Arcade Fire at the Grammy press area
Arcade Fire at the Grammy press area
Associated Press

Do awards legitimize music? Can any art truly be given the “blue ribbon” for being the “best”? The answer is, “No.” However, in an attempt to recognize talent, we humans are prone to giving awards. It’s usually more to recognize that, hey, we as the masses, finally understand and appreciate your music. Here is a trophy.

In the US, we call this exercise in delusion, “The Grammy’s”.

Often, The Grammy’s can be dismissed as a joke. The institution lost so much credibility in 1989 when it overlooked the powerhouse of Metallica and chose to honor Jethro Tull and a completely off the radar album that many music fans still snicker at the idea that this institution has it’s finger on the pulse of contemporary music.

However, they have gotten it right a few times.

Witness the 2011 winner for Album of the Year: The Arcade Fire.

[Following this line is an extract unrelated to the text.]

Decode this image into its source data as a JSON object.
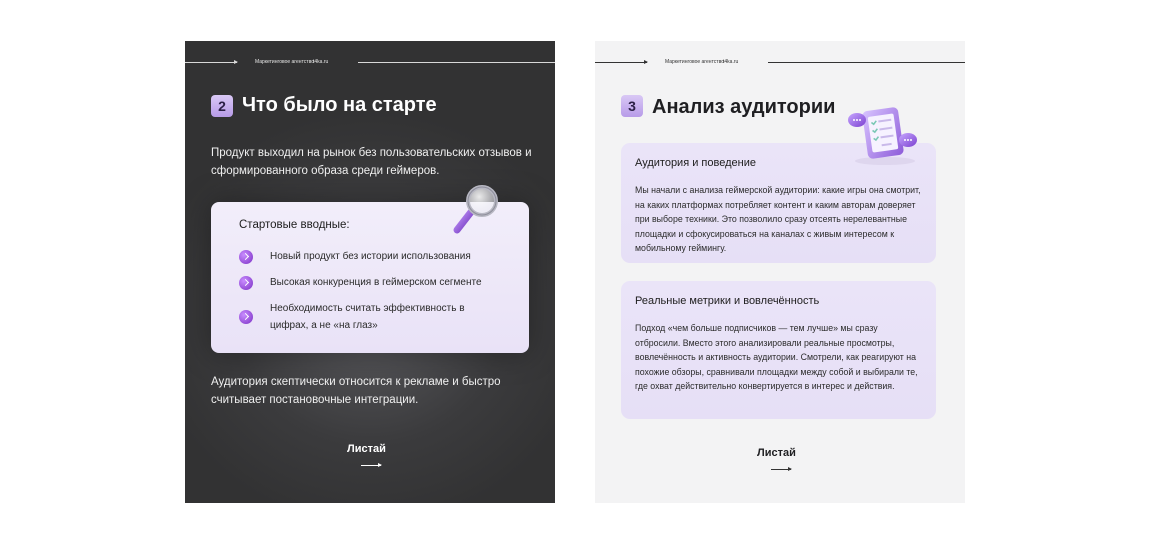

“The Suburbs” marks the bands third studio album. A group known for thoughtful songs that wrap themselves around various themes, this album finds the band throwing off the growing pains of youth and falling into a more relaxed maturity. Mid-tempo and clean, these tunes carry Win Butler’s exposed and disarming vocals along a string of ambitious arrangements. Song numbers can be stripped down, with just a few elements while others take on a more orchestrated and grandiose feel with a wide variety of strings and percussive elements layered in. The Arcade Fire is adept at taking the traditional aspect of songwriting and tweaking it with such an indie flair that the end result takes on the personality of something refreshingly new and easily familiar at the same time.

The album was released on Merge Records and the final product was available with eight different covers (sometimes artists can be over-ambitious). While the band has made previous Grammy waves with two previous nominations, it was “The Suburbs” that earned the band the unexpected win.

It’s the Arcade Fire’s unique sound that has earned the attention and acclaim. In a recent 2011 interview with The Guardian, Butler revealed the moment the group stumbled upon the sonic gold that would come to define The Arcade Fire’s sound. It was during the writing of ‘Neighborhood #2 (Laika)’ off of their debut album “Funeral”.

“It was the first time I could hit play and say, 'Yeah, that's roughly what I've been talking about.' It sounded like what it was supposed to sound like."

The band’s originality isn’t lost on fellow band member and multi-instrumentalist Richard Reed Parry. He was recently quoted as viewing his bands position in the music world as, “…the grain of pepper in the salt shaker.”

The earliest incarnations of The Arcade Fire formed in Montreal, Canada around 2001. Butler and his future wife Regine Chassagne began performing with friends in lofts and art galleries. Following the first recording sessions for their self-titled EP and one particular on-stage meltdown, the original line-up of The Arcade Fire was fractured with multiple members deciding to leave for various reasons. Luckily for the millions who have since become rabid fans of this peculiar indie gem, the band solidified with some additional members (including Win’s brother William Butler) and continued forward to promote and play their initial self-release.

Based on the power of these early shows, the band found its home on Merge Records before the end of their first year together.

The band’s Grammy win isn’t the first time they have been acknowledged for their groundbreaking talents. The 2004 debut “Funeral” and their 2006 follow-up “Neon Bible” both received Grammy nominations. In 2008, the band won both the Meteor Music Awards for Best International Album and the Juno Awards for Alternative Album of the year for their “Neon Bible” release.

As for the band name, Butler has often explained, “It's based on a story that someone told me. It's not an actual event, but one that I took to be real. I would say that it's probably something that the kid made up, but at the time, I believed him.”